2 See for example Kantola, Ilsa, et al., "Improved net carbon budgets in the US Midwest through direct measured impacts of enhanced weathering." Global Change Biology, August 2023, doi:10.1111/gcb.16903; Kelland, Mike, et al., "Increased yield and CO2 sequestration potential with the C4 cereal Sorghum bicolor cultivated in basaltic rock dust-amended agricultural soil." Global Change Biology, April 2020, doi:10.1111/gcb.15089; and Vienne, Arthur, et al., "Enhanced Weathering Using Basalt Rock Powder: Carbon Sequestration, Co-benefits and Risks in a Mesocosm Study With Solanum tuberosum." Frontiers in Climate, Volume 4, 2022, doi:10.3389/fclim.2022.869456.

3 Matter, Juerg M., et al., "Rapid carbon mineralization for permanent disposal of anthropogenic carbon dioxide emissions." Science, Volume 352, 2016, doi:10.1126/science.aad8132.

4 Montserrat, Francesc, et al., "Olivine Dissolution in Seawater: Implications for CO2 Sequestration through Enhanced Weathering in Coastal Environments." Environmental Science & Technology, Volume 51, Issue 7, 2017, doi:10.1021/acs.est.6b05942.

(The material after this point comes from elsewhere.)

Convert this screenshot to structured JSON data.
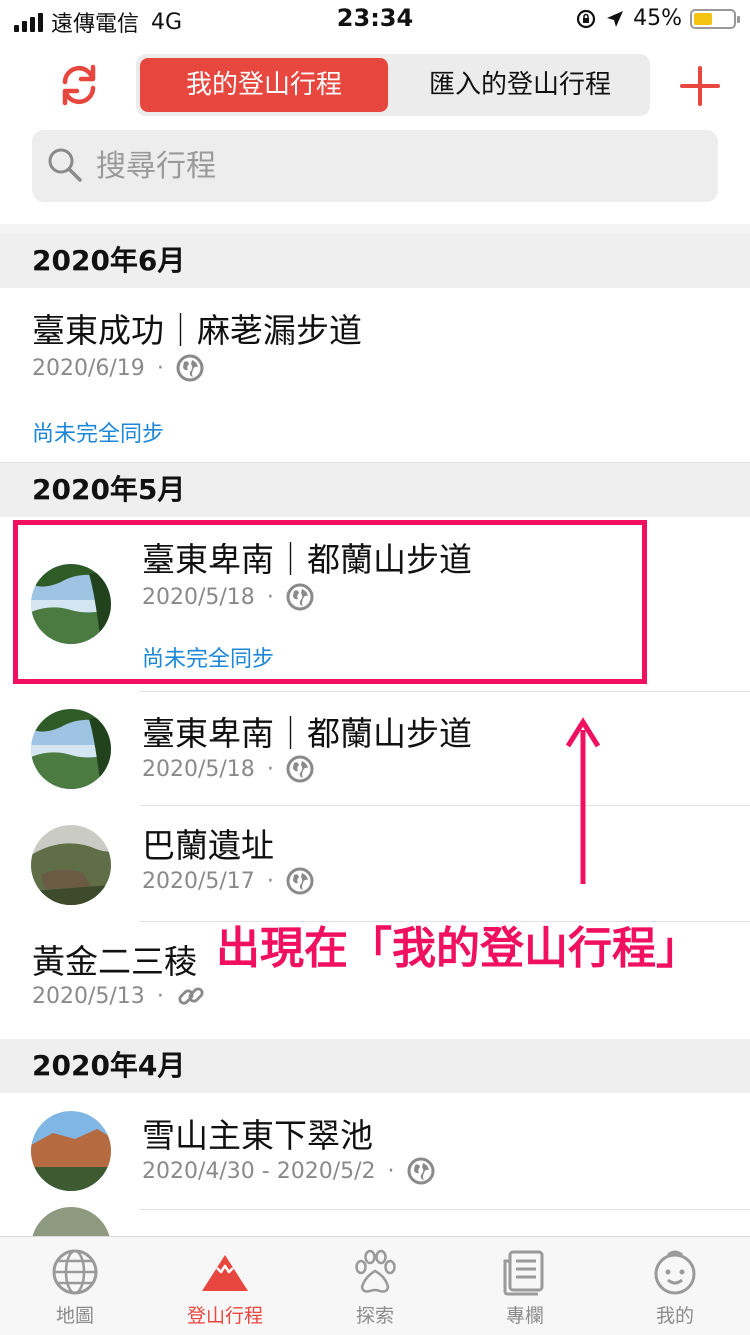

5 Griffioen, Jasper, "Enhanced weathering of olivine in seawater: The efficiency as revealed by thermodynamic scenario analysis." Science of the Total Environment, Volume 575, 2017, doi:10.1016/j.scitotenv.2016.09.008.

6 Suhrhoff, Tim Jesper, "Phytoprevention of Heavy Metal Contamination From Terrestrial Enhanced Weathering: Can Plants Save the Day?" Frontiers in Climate, Volume 3, 2021, doi:10.3389/fclim.2021.820204.

7 Intergovernmental Panel on Climate Change: "Mitigation pathways
compatible with long-term goals." In IPCC, 2022: Climate Change 2022: Mitigation of Climate Change. Contribution of Working Group III to the Sixth Assessment Report of the Intergovernmental Panel on Climate Change. doi:10.1017/9781009157926.005.